The panel has pulled together an initial £1 million tranche of funding. It will work with suppliers, NGOs and independent experts in supply chain assurance to develop an approach that meets the pressing needs of industry today.

Traceability within the cotton supply chain will soon become a market ‘must’ with legislators on both sides of the Atlantic moving to toughen rules. New rules presented this March by the European Commission aim to better protect consumers against false environmental claims and introduce a ban on greenwashing.

For example, sellers will not be allowed to put a sustainability label on their product if there is no certification or recognition by a public authority for it. It also prohibits sellers from making generic environmental claims such as ‘eco-friendly’ or ‘green’ if they cannot demonstrate environmental performance.

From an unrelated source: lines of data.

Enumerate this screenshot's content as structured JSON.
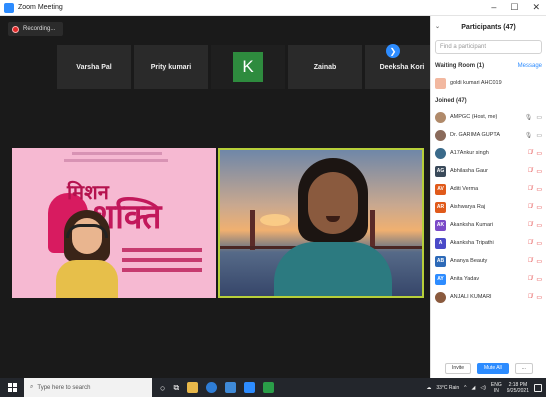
{
  "window": {
    "title": "Zoom Meeting",
    "controls": [
      "–",
      "☐",
      "✕"
    ]
  },
  "recording": {
    "label": "Recording..."
  },
  "gallery_strip": {
    "tiles": [
      {
        "name": "Varsha Pal"
      },
      {
        "name": "Prity kumari"
      },
      {
        "name": "",
        "initial": "K"
      },
      {
        "name": "Zainab"
      },
      {
        "name": "Deeksha Kori"
      }
    ],
    "next_icon": "chevron-right-icon"
  },
  "participants_panel": {
    "title": "Participants (47)",
    "search_placeholder": "Find a participant",
    "waiting_room": {
      "label": "Waiting Room (1)",
      "message_label": "Message",
      "people": [
        {
          "name": "goldi kumari AHC019"
        }
      ]
    },
    "joined_label": "Joined (47)",
    "people": [
      {
        "name": "AMPGC (Host, me)",
        "initials": "",
        "color": "#b08a6a",
        "mic": "on",
        "cam": "on"
      },
      {
        "name": "Dr. GARIMA GUPTA",
        "initials": "",
        "color": "#8a6a5a",
        "mic": "on",
        "cam": "on"
      },
      {
        "name": "A17Ankur singh",
        "initials": "",
        "color": "#3a6a8a",
        "mic": "muted",
        "cam": "off"
      },
      {
        "name": "Abhilasha Gaur",
        "initials": "AG",
        "color": "#3a4a5a",
        "mic": "muted",
        "cam": "off"
      },
      {
        "name": "Aditi Verma",
        "initials": "AV",
        "color": "#e05a1a",
        "mic": "muted",
        "cam": "off"
      },
      {
        "name": "Aishwarya Raj",
        "initials": "AR",
        "color": "#e05a1a",
        "mic": "muted",
        "cam": "off"
      },
      {
        "name": "Akanksha Kumari",
        "initials": "AK",
        "color": "#7a4ac8",
        "mic": "muted",
        "cam": "off"
      },
      {
        "name": "Akanksha Tripathi",
        "initials": "A",
        "color": "#4a4ac8",
        "mic": "muted",
        "cam": "off"
      },
      {
        "name": "Ananya Beauty",
        "initials": "AB",
        "color": "#2d6ab8",
        "mic": "muted",
        "cam": "off"
      },
      {
        "name": "Anita Yadav",
        "initials": "AY",
        "color": "#2d8cff",
        "mic": "muted",
        "cam": "off"
      },
      {
        "name": "ANJALI KUMARI",
        "initials": "",
        "color": "#8a5a3e",
        "mic": "muted",
        "cam": "off"
      }
    ],
    "footer": {
      "invite": "Invite",
      "mute_all": "Mute All",
      "more": "..."
    }
  },
  "taskbar": {
    "search_placeholder": "Type here to search",
    "weather": "33°C Rain",
    "lang": "ENG",
    "lang_sub": "IN",
    "time": "2:18 PM",
    "date": "9/25/2021"
  }
}
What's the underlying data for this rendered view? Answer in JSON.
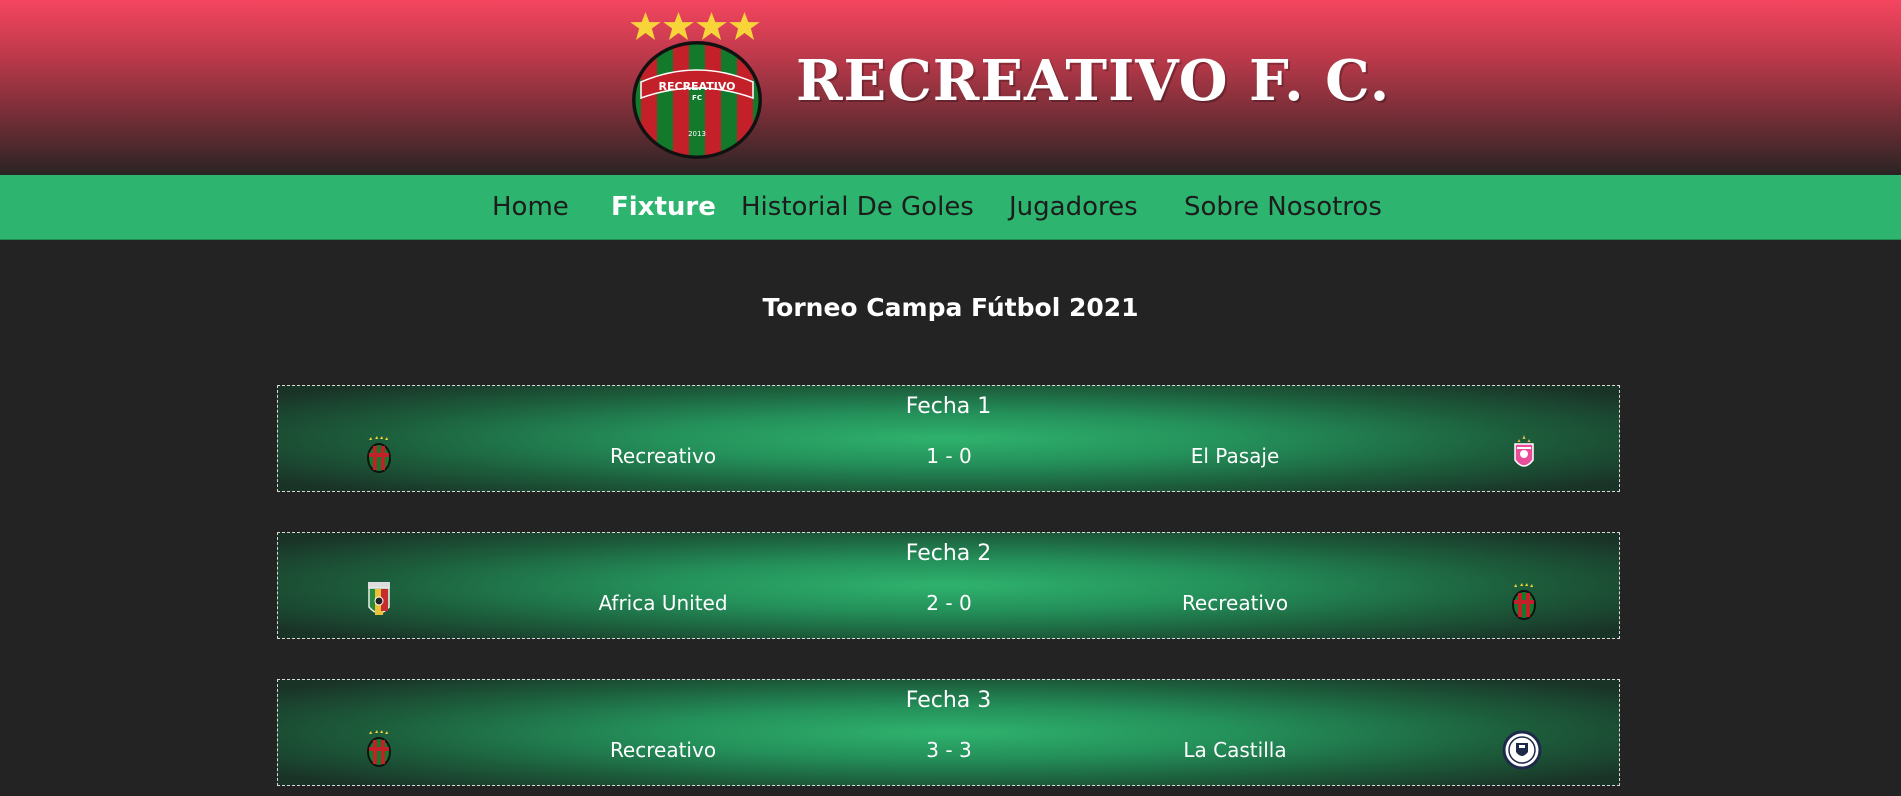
{
  "header": {
    "title": "RECREATIVO F. C.",
    "crest": {
      "top_text": "RECREATIVO",
      "sub_text": "FC",
      "year": "2013"
    }
  },
  "nav": {
    "items": [
      {
        "label": "Home",
        "active": false
      },
      {
        "label": "Fixture",
        "active": true
      },
      {
        "label": "Historial De Goles",
        "active": false
      },
      {
        "label": "Jugadores",
        "active": false
      },
      {
        "label": "Sobre Nosotros",
        "active": false
      }
    ]
  },
  "main": {
    "tournament_title": "Torneo Campa Fútbol 2021",
    "matches": [
      {
        "round": "Fecha 1",
        "home": "Recreativo",
        "score": "1 - 0",
        "away": "El Pasaje",
        "home_badge": "recreativo-badge-icon",
        "away_badge": "el-pasaje-badge-icon"
      },
      {
        "round": "Fecha 2",
        "home": "Africa United",
        "score": "2 - 0",
        "away": "Recreativo",
        "home_badge": "africa-united-badge-icon",
        "away_badge": "recreativo-badge-icon"
      },
      {
        "round": "Fecha 3",
        "home": "Recreativo",
        "score": "3 - 3",
        "away": "La Castilla",
        "home_badge": "recreativo-badge-icon",
        "away_badge": "la-castilla-badge-icon"
      }
    ]
  },
  "colors": {
    "header_top": "#f5455f",
    "header_bottom": "#2a2424",
    "nav_green": "#2db56f",
    "page_background": "#232323",
    "crest_red": "#c4202a",
    "crest_green": "#137a2c",
    "star_yellow": "#f7d43a"
  }
}
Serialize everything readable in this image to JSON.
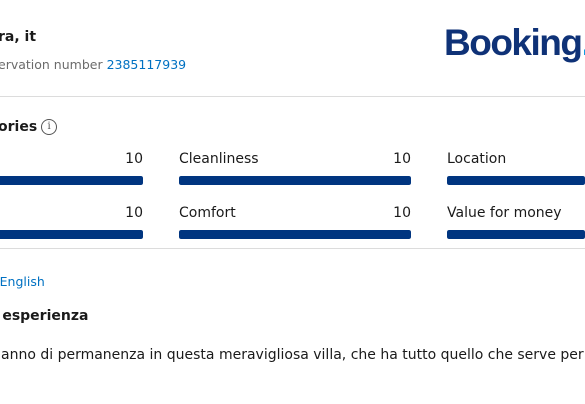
{
  "header": {
    "guest_name": "ra, it",
    "reservation_label": "ervation number",
    "reservation_number": "2385117939",
    "logo_text": "Booking",
    "logo_dot": "."
  },
  "categories": {
    "title": "ories",
    "info_icon": "info-icon",
    "scale_max": 10,
    "items": [
      {
        "label": "",
        "value": "10",
        "fraction": 1.0
      },
      {
        "label": "Cleanliness",
        "value": "10",
        "fraction": 1.0
      },
      {
        "label": "Location",
        "value": "",
        "fraction": 1.0
      },
      {
        "label": "",
        "value": "10",
        "fraction": 1.0
      },
      {
        "label": "Comfort",
        "value": "10",
        "fraction": 1.0
      },
      {
        "label": "Value for money",
        "value": "",
        "fraction": 1.0
      }
    ]
  },
  "review": {
    "translate_link": "o English",
    "title": "a esperienza",
    "text": "o anno di permanenza in questa meravigliosa villa, che ha tutto quello che serve per"
  },
  "colors": {
    "brand_blue": "#003580",
    "link_blue": "#0071c2",
    "logo_blue": "#0f3277",
    "logo_dot": "#0c9ce3"
  }
}
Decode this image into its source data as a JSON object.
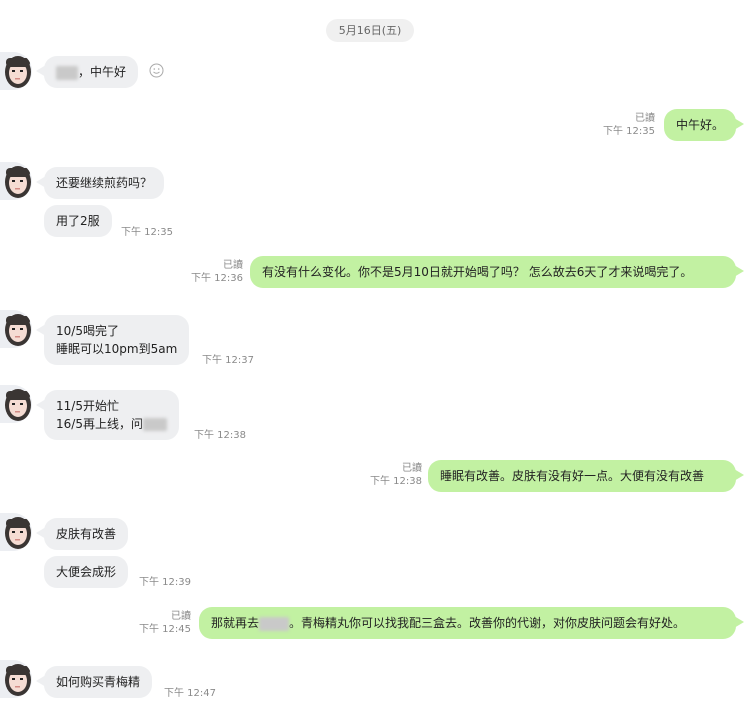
{
  "chat": {
    "date": "5月16日(五)",
    "messages": [
      {
        "side": "in",
        "text": "，中午好"
      },
      {
        "side": "out",
        "read": "已讀",
        "time": "下午 12:35",
        "text": "中午好。"
      },
      {
        "side": "in",
        "text": "还要继续煎药吗？"
      },
      {
        "side": "in",
        "text": "用了2服",
        "time": "下午 12:35"
      },
      {
        "side": "out",
        "read": "已讀",
        "time": "下午 12:36",
        "text": "有没有什么变化。你不是5月10日就开始喝了吗？ 怎么故去6天了才来说喝完了。"
      },
      {
        "side": "in",
        "lines": [
          "10/5喝完了",
          "睡眠可以10pm到5am"
        ],
        "time": "下午 12:37"
      },
      {
        "side": "in",
        "lines": [
          "11/5开始忙",
          "16/5再上线，问"
        ],
        "time": "下午 12:38"
      },
      {
        "side": "out",
        "read": "已讀",
        "time": "下午 12:38",
        "text": "睡眠有改善。皮肤有没有好一点。大便有没有改善"
      },
      {
        "side": "in",
        "text": "皮肤有改善"
      },
      {
        "side": "in",
        "text": "大便会成形",
        "time": "下午 12:39"
      },
      {
        "side": "out",
        "read": "已讀",
        "time": "下午 12:45",
        "text_a": "那就再去",
        "text_b": "。青梅精丸你可以找我配三盒去。改善你的代谢，对你皮肤问题会有好处。"
      },
      {
        "side": "in",
        "text": "如何购买青梅精",
        "time": "下午 12:47"
      }
    ]
  },
  "colors": {
    "outgoing": "#c2f1a2",
    "incoming": "#eeeff1",
    "meta": "#8a8a8a"
  },
  "icons": {
    "avatar": "avatar-icon",
    "emoji": "smiley-icon"
  }
}
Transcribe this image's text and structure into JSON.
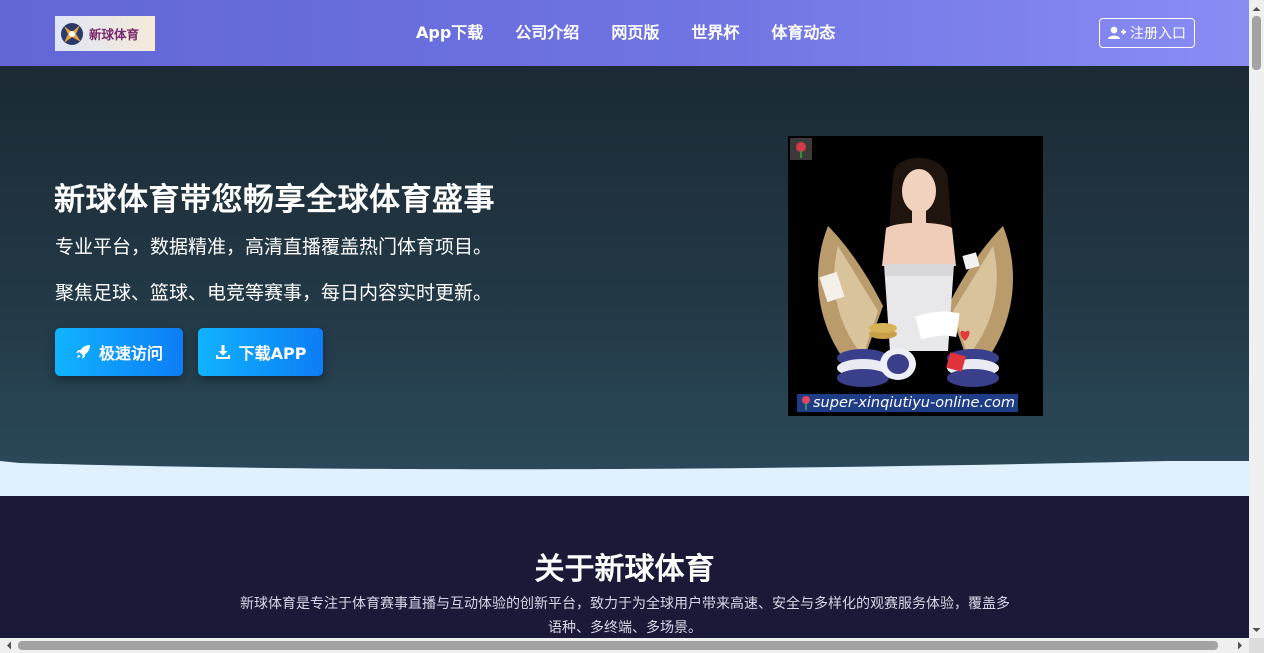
{
  "header": {
    "logo_text": "新球体育",
    "nav": [
      "App下载",
      "公司介绍",
      "网页版",
      "世界杯",
      "体育动态"
    ],
    "register_label": "注册入口"
  },
  "hero": {
    "title": "新球体育带您畅享全球体育盛事",
    "line1": "专业平台，数据精准，高清直播覆盖热门体育项目。",
    "line2": "聚焦足球、篮球、电竞等赛事，每日内容实时更新。",
    "btn_fast": "极速访问",
    "btn_download": "下载APP",
    "image_caption": "super-xinqiutiyu-online.com"
  },
  "about": {
    "title": "关于新球体育",
    "description": "新球体育是专注于体育赛事直播与互动体验的创新平台，致力于为全球用户带来高速、安全与多样化的观赛服务体验，覆盖多语种、多终端、多场景。"
  },
  "colors": {
    "header_start": "#6266d6",
    "header_end": "#8a8cf4",
    "hero_bg": "#223744",
    "button_accent": "#0d7df6",
    "about_bg": "#1a1a38"
  },
  "icons": [
    "rocket-icon",
    "download-icon",
    "user-plus-icon"
  ]
}
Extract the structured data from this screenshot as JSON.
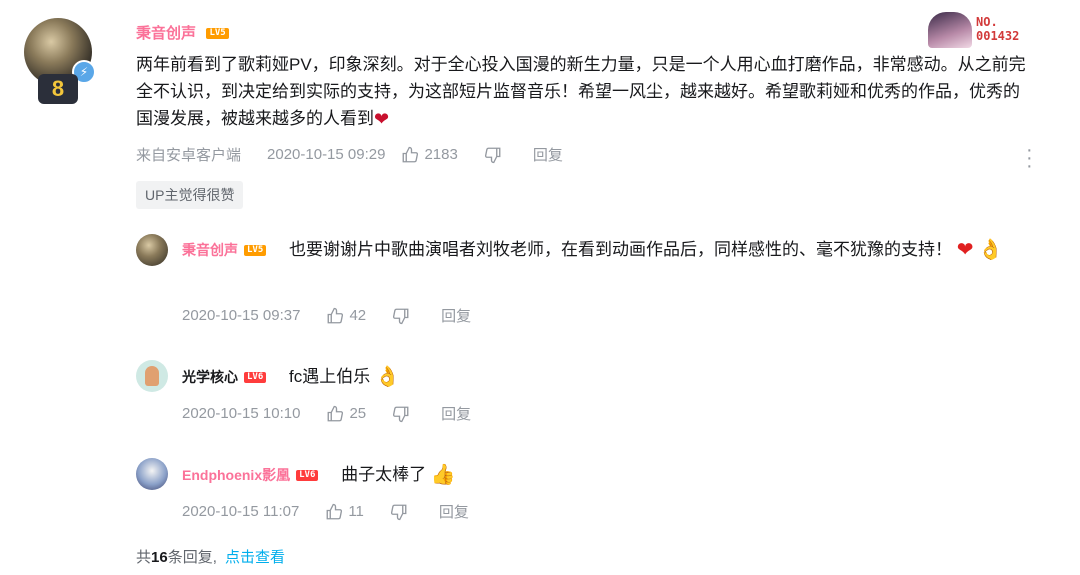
{
  "main_comment": {
    "user": "秉音创声",
    "level": "LV5",
    "nameplate": {
      "label": "NO.",
      "number": "001432"
    },
    "text": "两年前看到了歌莉娅PV，印象深刻。对于全心投入国漫的新生力量，只是一个人用心血打磨作品，非常感动。从之前完全不认识，到决定给到实际的支持，为这部短片监督音乐！希望一风尘，越来越好。希望歌莉娅和优秀的作品，优秀的国漫发展，被越来越多的人看到",
    "source": "来自安卓客户端",
    "time": "2020-10-15 09:29",
    "likes": "2183",
    "reply_label": "回复",
    "up_tag": "UP主觉得很赞"
  },
  "replies": [
    {
      "user": "秉音创声",
      "level": "LV5",
      "name_color": "#fb7299",
      "text": "也要谢谢片中歌曲演唱者刘牧老师，在看到动画作品后，同样感性的、毫不犹豫的支持！",
      "time": "2020-10-15 09:37",
      "likes": "42",
      "reply_label": "回复"
    },
    {
      "user": "光学核心",
      "level": "LV6",
      "name_color": "#18191c",
      "text": "fc遇上伯乐",
      "time": "2020-10-15 10:10",
      "likes": "25",
      "reply_label": "回复"
    },
    {
      "user": "Endphoenix影凰",
      "level": "LV6",
      "name_color": "#fb7299",
      "text": "曲子太棒了",
      "time": "2020-10-15 11:07",
      "likes": "11",
      "reply_label": "回复"
    }
  ],
  "footer": {
    "prefix": "共",
    "count": "16",
    "suffix": "条回复,",
    "link": "点击查看"
  },
  "colors": {
    "username_vip": "#fb7299",
    "meta_gray": "#9499a0",
    "link_blue": "#00aeec",
    "lv5": "#ff9c00",
    "lv6": "#ff3c3c"
  }
}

The Better Cotton Traceability Panel will address all aspects of the cotton supply chain, from farmers in the field through production to the consumer. Better Cotton has gathered input from more than 1,500 organisations so far that have made it clear that traceability is business-critical across the whole industry but also that retailers and brands need to integrate sustainability and traceability into their standard business practices.

Findings from this research highlighted that 84% indicated a business ‘need to know’ where the cotton in their products was grown. In fact, four in five suppliers surveyed sought the benefit of an enhanced traceability system. Currently only 15% of apparel companies claim to have full visibility of the raw materials that go into their products according to a recent study by KPMG.